The Nose: The nose of the 2013 Aurora opens with notes of honey, apricot, pear, white peach, acacia, gardenia, intermingling with aromas of vanilla and brown sugar. Honey is to be expected in an aged Arizona Viognier, I have noticed.
The Palate: Notes of Peach, apricot, honeydew, honey, apple, pear, and orange peel intermingle with notes of white tea on the palate of the 2013 Aurora. This wine is medium-bodied, with medium acidity. The finish is filled with the typical minerality I associate with the Willcox AVA, intermingling with what honestly reminds me of Danish butter cookies, apricot, and white tea, lasting for 46 seconds.
Pairing: Viognier is a very friendly wine for the holidays; it will pair well with duck, turkey, and honey-baked ham. The 2013 Aurora is no exception to this.

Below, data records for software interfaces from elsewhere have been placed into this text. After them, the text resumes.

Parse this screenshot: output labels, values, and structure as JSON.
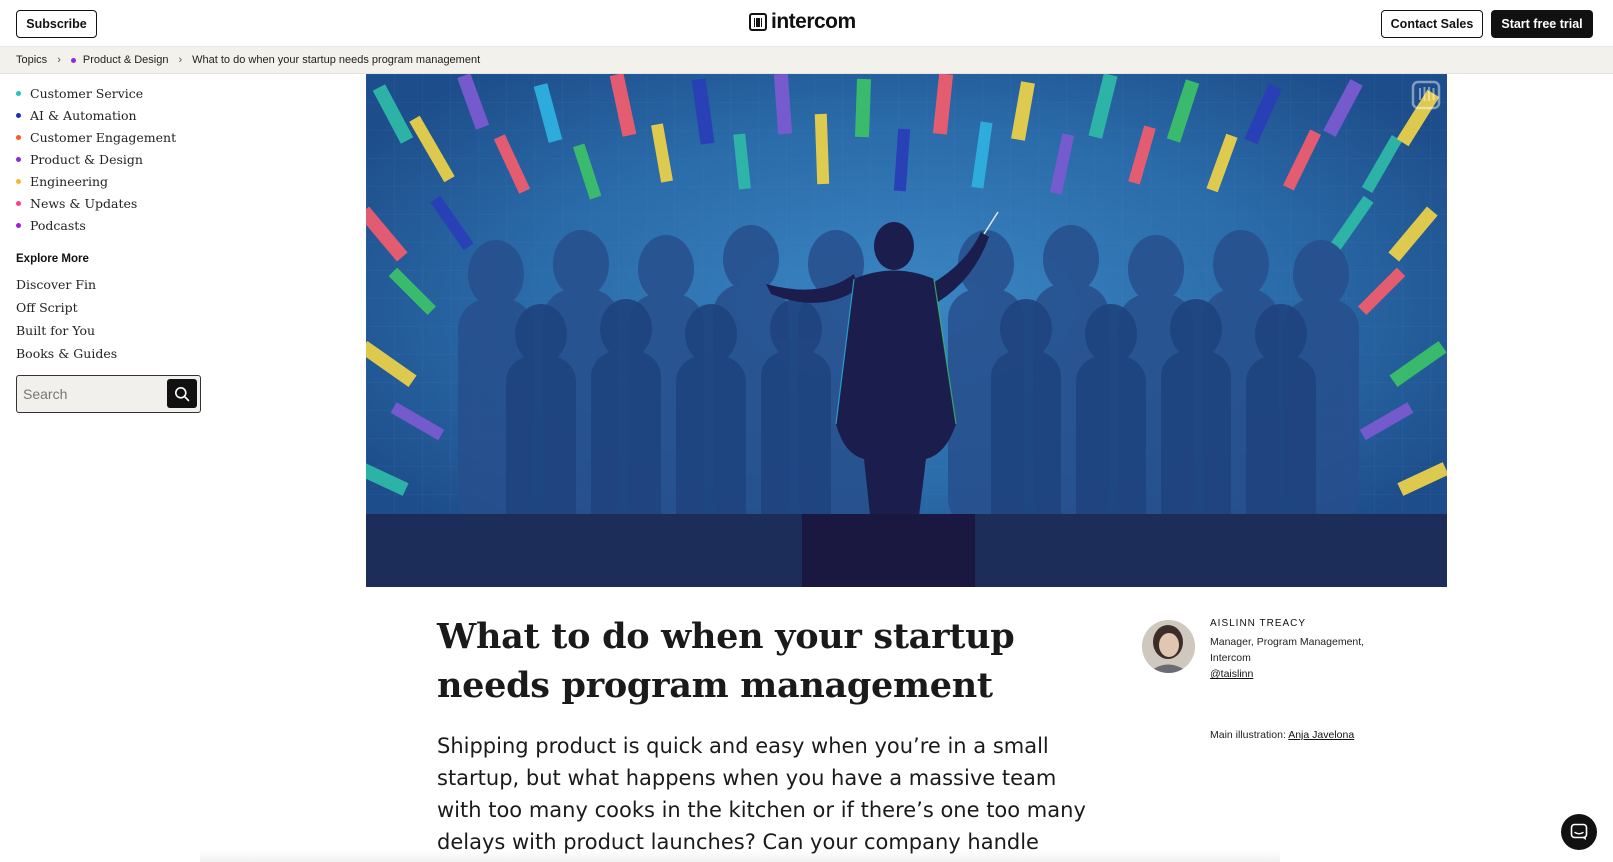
{
  "header": {
    "subscribe_label": "Subscribe",
    "logo_text": "intercom",
    "contact_sales_label": "Contact Sales",
    "start_trial_label": "Start free trial"
  },
  "breadcrumb": {
    "items": [
      {
        "label": "Topics"
      },
      {
        "label": "Product & Design",
        "dot_color": "#8a2be2"
      },
      {
        "label": "What to do when your startup needs program management"
      }
    ]
  },
  "sidebar": {
    "topics": [
      {
        "label": "Customer Service",
        "color": "#1ec9b4"
      },
      {
        "label": "AI & Automation",
        "color": "#1f2fb8"
      },
      {
        "label": "Customer Engagement",
        "color": "#ff5a1f"
      },
      {
        "label": "Product & Design",
        "color": "#8a2be2"
      },
      {
        "label": "Engineering",
        "color": "#f5b82e"
      },
      {
        "label": "News & Updates",
        "color": "#ff3d8b"
      },
      {
        "label": "Podcasts",
        "color": "#9b1fe0"
      }
    ],
    "explore_title": "Explore More",
    "explore_links": [
      "Discover Fin",
      "Off Script",
      "Built for You",
      "Books & Guides"
    ],
    "search_placeholder": "Search"
  },
  "article": {
    "title": "What to do when your startup needs program management",
    "lede": "Shipping product is quick and easy when you’re in a small startup, but what happens when you have a massive team with too many cooks in the kitchen or if there’s one too many delays with product launches? Can your company handle such",
    "author": {
      "name": "AISLINN TREACY",
      "role": "Manager, Program Management, Intercom",
      "handle": "@taislinn"
    },
    "illustration_credit_prefix": "Main illustration:",
    "illustration_credit_name": "Anja Javelona"
  },
  "icons": {
    "search": "search-icon",
    "chat": "chat-icon",
    "breadcrumb_separator": "chevron-right-icon"
  }
}
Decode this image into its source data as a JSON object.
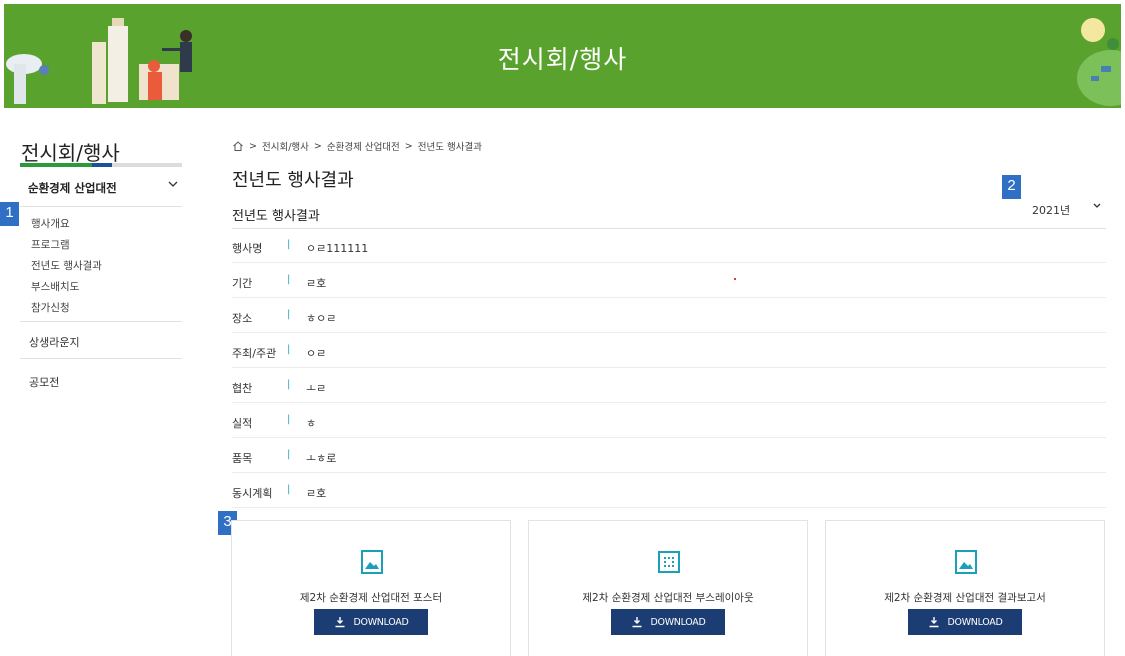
{
  "banner": {
    "title": "전시회/행사"
  },
  "sidebar": {
    "title": "전시회/행사",
    "section": "순환경제 산업대전",
    "sub_items": [
      "행사개요",
      "프로그램",
      "전년도 행사결과",
      "부스배치도",
      "참가신청"
    ],
    "items": [
      "상생라운지",
      "공모전"
    ]
  },
  "markers": [
    "1",
    "2",
    "3"
  ],
  "breadcrumb": [
    "전시회/행사",
    "순환경제 산업대전",
    "전년도 행사결과"
  ],
  "breadcrumb_sep": ">",
  "page_title": "전년도 행사결과",
  "section_title": "전년도 행사결과",
  "year_select": {
    "value": "2021년"
  },
  "details": [
    {
      "label": "행사명",
      "value": "ㅇㄹ111111"
    },
    {
      "label": "기간",
      "value": "ㄹ호"
    },
    {
      "label": "장소",
      "value": "ㅎㅇㄹ"
    },
    {
      "label": "주최/주관",
      "value": "ㅇㄹ"
    },
    {
      "label": "협찬",
      "value": "ㅗㄹ"
    },
    {
      "label": "실적",
      "value": "ㅎ"
    },
    {
      "label": "품목",
      "value": "ㅗㅎ로"
    },
    {
      "label": "동시계획",
      "value": "ㄹ호"
    }
  ],
  "detail_separator": "|",
  "cards": [
    {
      "caption": "제2차 순환경제 산업대전 포스터",
      "button": "DOWNLOAD",
      "icon": "image-icon"
    },
    {
      "caption": "제2차 순환경제 산업대전 부스레이아웃",
      "button": "DOWNLOAD",
      "icon": "grid-layout-icon"
    },
    {
      "caption": "제2차 순환경제 산업대전 결과보고서",
      "button": "DOWNLOAD",
      "icon": "image-icon"
    }
  ],
  "colors": {
    "banner": "#5aa22e",
    "button": "#1c3d73",
    "accent": "#29a6b5",
    "marker": "#2f6fc4"
  }
}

For a vegetarian or vegan pairing, a low-spice Pad Thai dish with lots of coconut and curry would also work quite well.
Impressions: The 2013 Aurora is a good example of what I could almost call (after tasting many of them) the Standard Arizona Viognier. Viognier tends to age relatively well here in Arizona (you can hold onto bottles for a while), but I feel that 2013 Vintages will be nearing their peak in the next year or so. Drink or hold this vintage, but hold it no more than another 2 years or so.
Personified, this vintage is like a blonde scientist, her eyes glued to the telescope, stirring her spiced chai in the cold of a mountain night.